Good question…and the answer is “it depends”, really…
Regrettably, overall health is not an important consideration for most muscleheads…but if it is, “slow” cooking Oats (like McCann’s) are better because of their GLA content (GLA is a precursor of anti-inflammatory eicosinoids…and it’s chronic inflammation that is now being implicated in many disease states). Quick or “Instant” Oats don’t contain GLA…(by the way…slow cooking Oat’s like McCanns have a GREAT “nutty” taste!)
Whether or not you eat them for “breakfast” depends on when that meal falls realtive to your workout…I eat mine as part of my first post workout meal(which happens to be in the evening) as part of flooding my hungry muscles with a healthy carb (after my “Surge”)…
By the way:
The GI of Slow-Cooking Oats is about 70 (with a strong glycemic load), which makes it ideal for post-workout.
Here is a very helpful reference that I keep bookmarked:

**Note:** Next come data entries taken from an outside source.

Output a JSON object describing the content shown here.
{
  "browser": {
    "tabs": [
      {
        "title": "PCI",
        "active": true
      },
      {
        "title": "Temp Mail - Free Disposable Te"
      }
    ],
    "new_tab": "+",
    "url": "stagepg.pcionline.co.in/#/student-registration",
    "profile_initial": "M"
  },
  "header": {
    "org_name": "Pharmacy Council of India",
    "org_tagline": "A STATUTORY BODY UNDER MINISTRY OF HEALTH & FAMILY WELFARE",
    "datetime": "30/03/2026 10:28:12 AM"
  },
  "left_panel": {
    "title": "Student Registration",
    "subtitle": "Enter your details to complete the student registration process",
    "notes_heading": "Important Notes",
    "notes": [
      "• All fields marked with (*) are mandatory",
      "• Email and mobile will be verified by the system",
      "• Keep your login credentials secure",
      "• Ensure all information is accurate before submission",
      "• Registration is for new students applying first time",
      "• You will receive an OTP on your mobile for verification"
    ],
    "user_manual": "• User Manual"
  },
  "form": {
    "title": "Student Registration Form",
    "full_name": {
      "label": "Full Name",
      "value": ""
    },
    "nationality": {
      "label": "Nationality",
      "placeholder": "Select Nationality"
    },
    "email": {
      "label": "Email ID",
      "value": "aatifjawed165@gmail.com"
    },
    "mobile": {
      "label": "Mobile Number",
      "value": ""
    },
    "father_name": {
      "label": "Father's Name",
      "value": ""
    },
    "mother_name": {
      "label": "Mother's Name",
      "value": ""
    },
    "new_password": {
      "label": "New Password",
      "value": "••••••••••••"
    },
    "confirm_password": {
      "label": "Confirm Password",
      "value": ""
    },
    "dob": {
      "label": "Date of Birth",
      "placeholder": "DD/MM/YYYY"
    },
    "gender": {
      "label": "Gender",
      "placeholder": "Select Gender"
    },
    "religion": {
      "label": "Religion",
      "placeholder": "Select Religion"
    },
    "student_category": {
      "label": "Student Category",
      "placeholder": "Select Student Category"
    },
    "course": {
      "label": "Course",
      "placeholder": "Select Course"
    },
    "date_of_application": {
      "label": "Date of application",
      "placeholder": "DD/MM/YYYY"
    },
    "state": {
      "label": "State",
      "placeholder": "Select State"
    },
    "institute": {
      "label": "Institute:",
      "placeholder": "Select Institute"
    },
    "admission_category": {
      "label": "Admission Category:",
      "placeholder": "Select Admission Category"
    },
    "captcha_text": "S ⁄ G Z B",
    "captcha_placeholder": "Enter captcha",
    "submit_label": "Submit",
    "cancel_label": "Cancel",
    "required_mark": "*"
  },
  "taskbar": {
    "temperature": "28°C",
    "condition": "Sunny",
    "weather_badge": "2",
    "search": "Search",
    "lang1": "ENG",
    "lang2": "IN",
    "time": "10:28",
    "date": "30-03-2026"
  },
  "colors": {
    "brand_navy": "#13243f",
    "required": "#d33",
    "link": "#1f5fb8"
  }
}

Sears charts the foods by Glycemic Index rather than by Insulin Index. Is this reliable? For instance, Low-fat milk is listed a glycemic load of 473, which makes it look like it spikes insulin far less than, say, beans. However, I believe that milk is one of many foods that has an II out of proportion to its GI; as most of us can attest, skim milk spikes insulin way higher than some beans. Obviously, the GI index is still useful in some cases: It makes it clear that linguine, for instance, is not the food of choice for your cutting cycle.
His charts (like any other chart that involves a calculation) are reliable as a general guide…
The problem with the insulin index is that there just are not enough foods that have been tested…
My suspicion is that Sears Glycemic Load calculations are going to be REALITIVELY accurate…in other words, a food with a high glycemic load will be found to be one with a high insulin index…